New Hampshire state representative Tommy Hoyt lashed out at a concerned parent via email earlier this week, responding to the parent’s request for Hoyt to support a parental bill of rights by telling the parent to “shut up.”
“I am a parent of four children in Hopkinton, New Hampshire. I am asking that you pass SB272 without any amendments,” the parent’s email began.
“Aren’t most teachers and school staff also parents? Do you believe that teachers and school staff make better parents than everyone else? Do you believe that most parents are abusive? Have the people who want you to vote against parental rights provided much more than fear to support their position? Statistical data demonstrating a large percentage of kids are abused? Or that non-abusive parents become abusive because they learn their child is trans, etc?” the email continues.
“The purpose of school is to teach reading, writing, math, real science, sports, etc. It IS the job of parents to protect their children. No one on the planet will care more about my children than I do! In addition, the teachers and school staff are not the ones who have to deal with the aftermath of their fostering of secretive activities with students. The frequent arrest records of teachers and school personnel in NH would suggest that they are no better parents than anyone else. Please stand up for families and pass SB272 without floor amendments!” the email concludes with added screenshots of news stories about New Hampshire teachers accused of sexual assault.
However, Hoyt was not happy to oblige the parent’s earnest request, the author of which was belittled by Hoyt’s blunt response.
“Do you know why children’s results tanked during covid. Their parents were incompetent teachers. Do your children a favor, let the teachers teach, and shut up. You’re clearly no professional,” Hoyt’s email tersely stated.

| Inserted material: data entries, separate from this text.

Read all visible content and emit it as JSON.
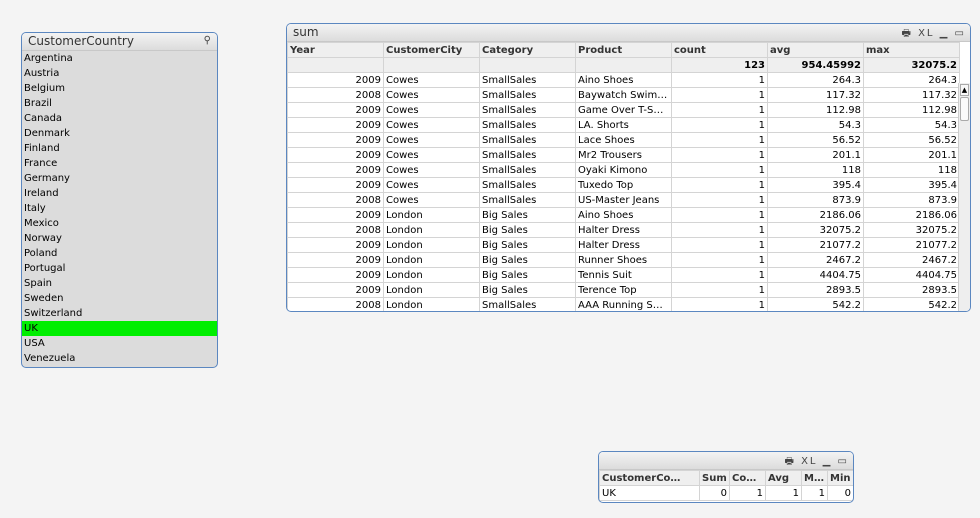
{
  "listbox": {
    "title": "CustomerCountry",
    "items": [
      "Argentina",
      "Austria",
      "Belgium",
      "Brazil",
      "Canada",
      "Denmark",
      "Finland",
      "France",
      "Germany",
      "Ireland",
      "Italy",
      "Mexico",
      "Norway",
      "Poland",
      "Portugal",
      "Spain",
      "Sweden",
      "Switzerland",
      "UK",
      "USA",
      "Venezuela"
    ],
    "selected": "UK",
    "selected_color": "#00ee00"
  },
  "table": {
    "title": "sum",
    "icons": "🖶 XL ▁ ▭",
    "columns": [
      "Year",
      "CustomerCity",
      "Category",
      "Product",
      "count",
      "avg",
      "max"
    ],
    "totals": [
      "",
      "",
      "",
      "",
      "123",
      "954.45992",
      "32075.2"
    ],
    "rows": [
      [
        "2009",
        "Cowes",
        "SmallSales",
        "Aino Shoes",
        "1",
        "264.3",
        "264.3"
      ],
      [
        "2008",
        "Cowes",
        "SmallSales",
        "Baywatch Swim…",
        "1",
        "117.32",
        "117.32"
      ],
      [
        "2009",
        "Cowes",
        "SmallSales",
        "Game Over T-Shirt",
        "1",
        "112.98",
        "112.98"
      ],
      [
        "2009",
        "Cowes",
        "SmallSales",
        "LA. Shorts",
        "1",
        "54.3",
        "54.3"
      ],
      [
        "2009",
        "Cowes",
        "SmallSales",
        "Lace Shoes",
        "1",
        "56.52",
        "56.52"
      ],
      [
        "2009",
        "Cowes",
        "SmallSales",
        "Mr2 Trousers",
        "1",
        "201.1",
        "201.1"
      ],
      [
        "2009",
        "Cowes",
        "SmallSales",
        "Oyaki Kimono",
        "1",
        "118",
        "118"
      ],
      [
        "2009",
        "Cowes",
        "SmallSales",
        "Tuxedo Top",
        "1",
        "395.4",
        "395.4"
      ],
      [
        "2008",
        "Cowes",
        "SmallSales",
        "US-Master Jeans",
        "1",
        "873.9",
        "873.9"
      ],
      [
        "2009",
        "London",
        "Big Sales",
        "Aino Shoes",
        "1",
        "2186.06",
        "2186.06"
      ],
      [
        "2008",
        "London",
        "Big Sales",
        "Halter Dress",
        "1",
        "32075.2",
        "32075.2"
      ],
      [
        "2009",
        "London",
        "Big Sales",
        "Halter Dress",
        "1",
        "21077.2",
        "21077.2"
      ],
      [
        "2009",
        "London",
        "Big Sales",
        "Runner Shoes",
        "1",
        "2467.2",
        "2467.2"
      ],
      [
        "2009",
        "London",
        "Big Sales",
        "Tennis Suit",
        "1",
        "4404.75",
        "4404.75"
      ],
      [
        "2009",
        "London",
        "Big Sales",
        "Terence Top",
        "1",
        "2893.5",
        "2893.5"
      ],
      [
        "2008",
        "London",
        "SmallSales",
        "AAA Running Shoe",
        "1",
        "542.2",
        "542.2"
      ]
    ]
  },
  "small_table": {
    "icons": "🖶 XL ▁ ▭",
    "columns": [
      "CustomerCo…",
      "Sum",
      "Count",
      "Avg",
      "Max",
      "Min"
    ],
    "row": [
      "UK",
      "0",
      "1",
      "1",
      "1",
      "0"
    ]
  }
}
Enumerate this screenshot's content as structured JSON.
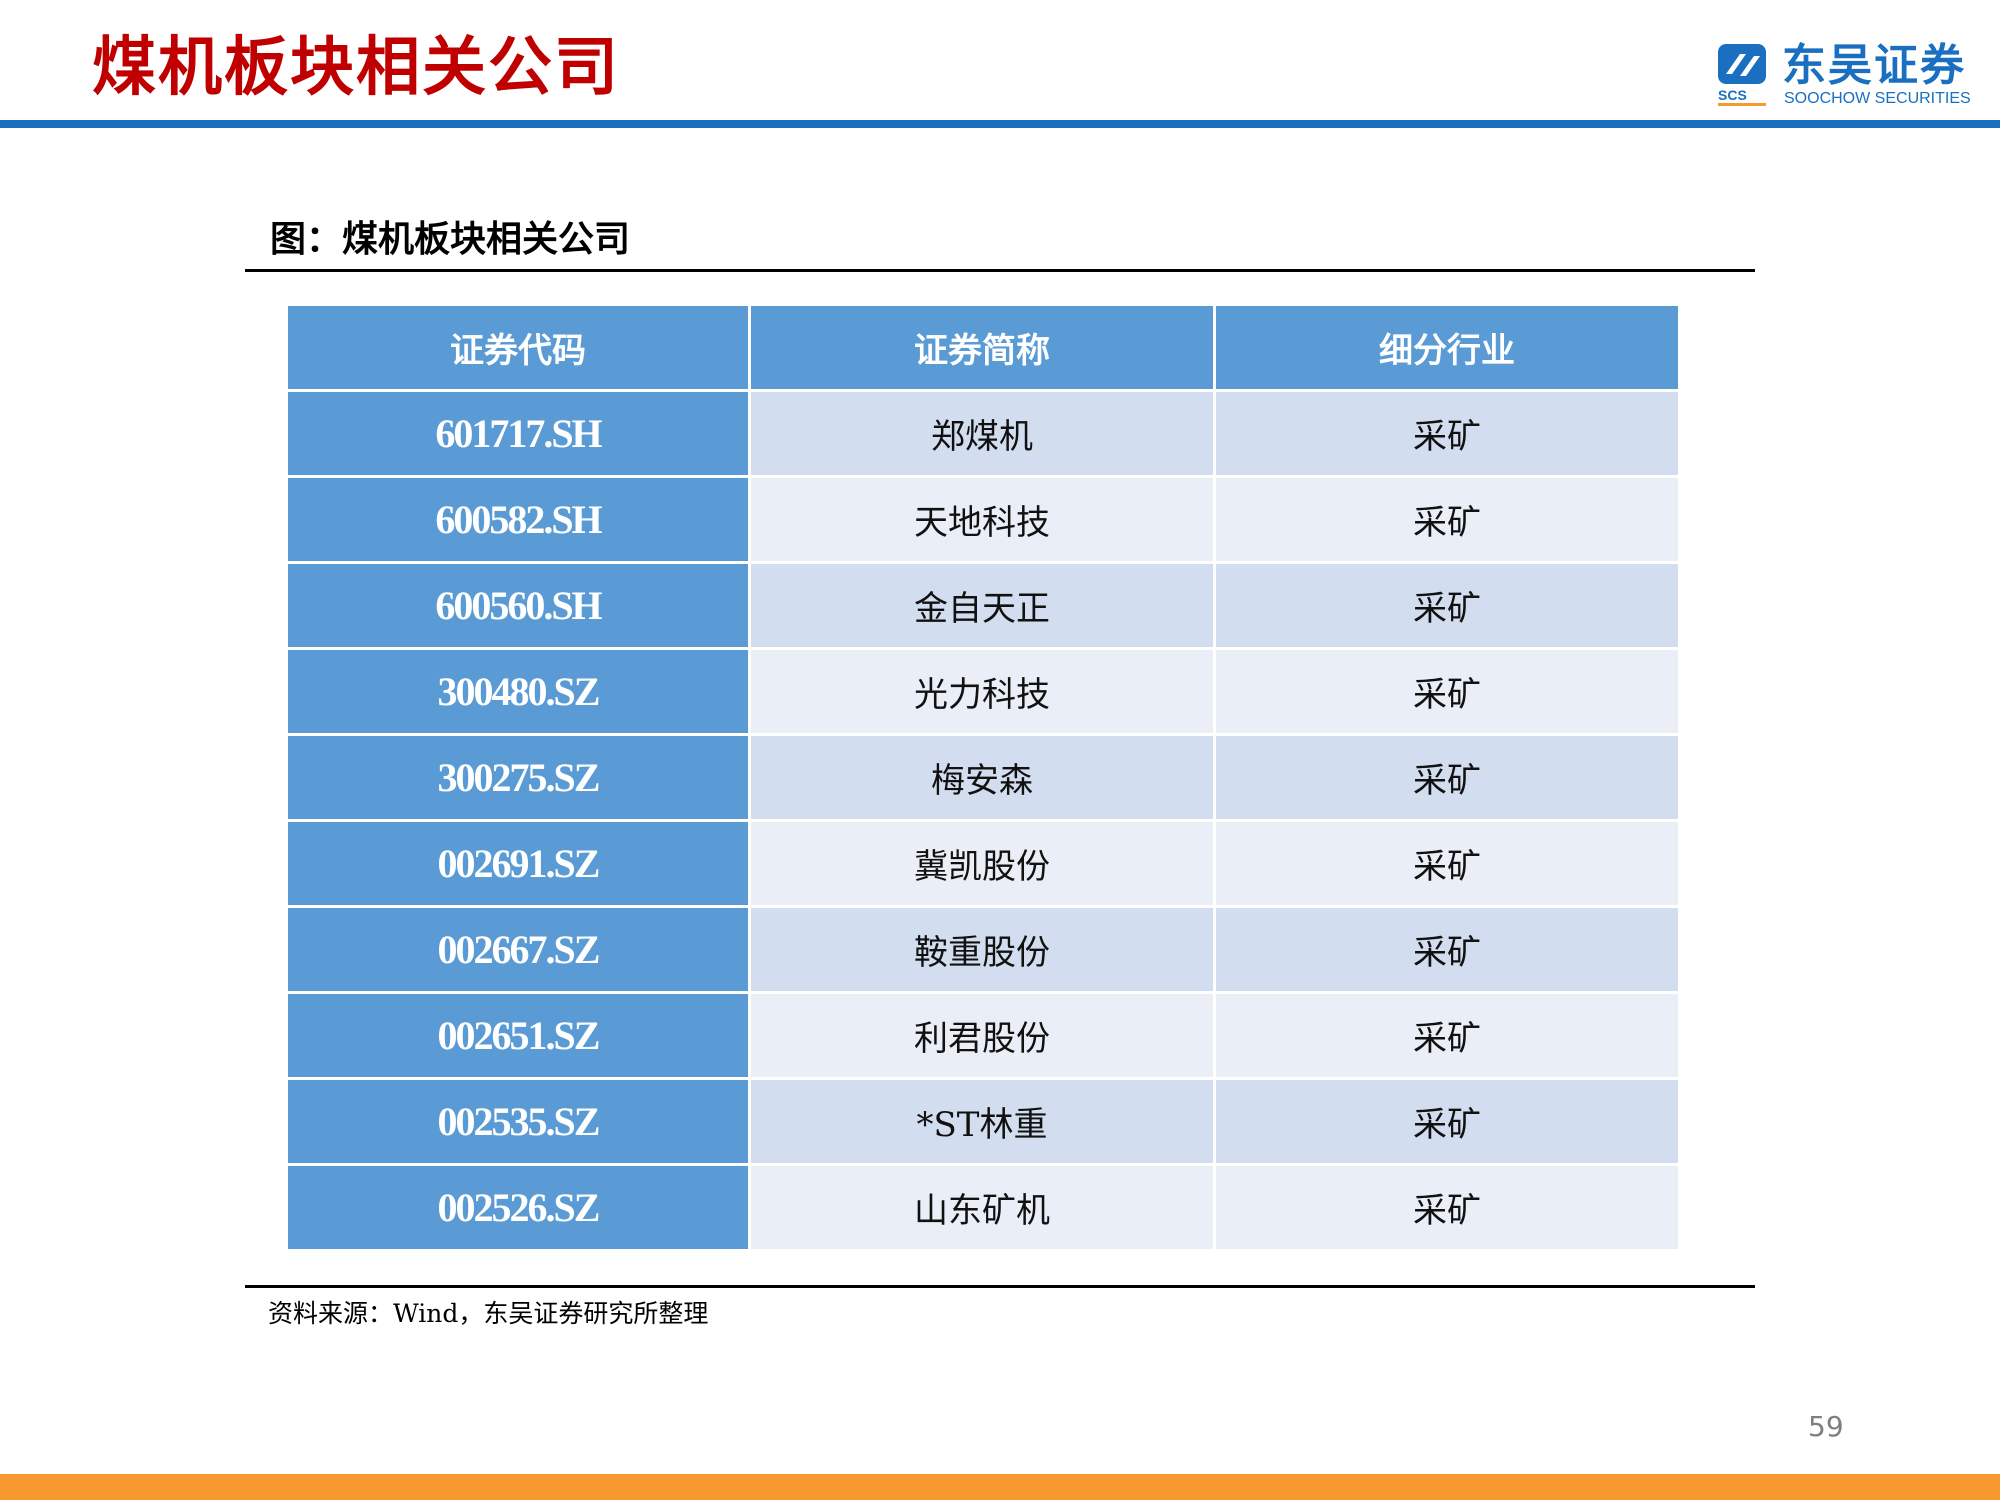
{
  "header": {
    "title": "煤机板块相关公司",
    "logo": {
      "cn": "东吴证券",
      "en": "SOOCHOW SECURITIES",
      "abbr": "SCS"
    }
  },
  "figure": {
    "title": "图：煤机板块相关公司",
    "table": {
      "headers": [
        "证券代码",
        "证券简称",
        "细分行业"
      ],
      "rows": [
        [
          "601717.SH",
          "郑煤机",
          "采矿"
        ],
        [
          "600582.SH",
          "天地科技",
          "采矿"
        ],
        [
          "600560.SH",
          "金自天正",
          "采矿"
        ],
        [
          "300480.SZ",
          "光力科技",
          "采矿"
        ],
        [
          "300275.SZ",
          "梅安森",
          "采矿"
        ],
        [
          "002691.SZ",
          "冀凯股份",
          "采矿"
        ],
        [
          "002667.SZ",
          "鞍重股份",
          "采矿"
        ],
        [
          "002651.SZ",
          "利君股份",
          "采矿"
        ],
        [
          "002535.SZ",
          "*ST林重",
          "采矿"
        ],
        [
          "002526.SZ",
          "山东矿机",
          "采矿"
        ]
      ]
    },
    "source": "资料来源：Wind，东吴证券研究所整理"
  },
  "footer": {
    "page_number": "59"
  },
  "colors": {
    "title_red": "#c00000",
    "brand_blue": "#1a6fc0",
    "header_cell": "#5b9bd5",
    "row_dark": "#d2deef",
    "row_light": "#eaeff7",
    "bottom_bar": "#f7992f"
  }
}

Responding to an inquiry by the NH Journal, Hoyt confirmed that the exchange was authentic, admitting that his response lacked tact.
“The way I feel is that children’s test scores in school performance dropped off drastically was because they didn’t have teachers. And the parents that thought, ‘We can replace them and can tell them what to do,’ was not effective. I probably could have used better words,” Hoyt told the press.
The subject of the exchange, New Hampshire SB272 or the “Parents’ Bill of Rights in Education,” an exhaustive list of parents’ rights to be informed on the activities and behavior of their little ones at school. Even though New Hampshire’s legislature is Republican-dominated, the bill was indefinitely postponed by a vote of 195-190, which killed the legislation for 2023 and will prevent it from returning in 2024.
Scroll down to leave a comment and share your thoughts.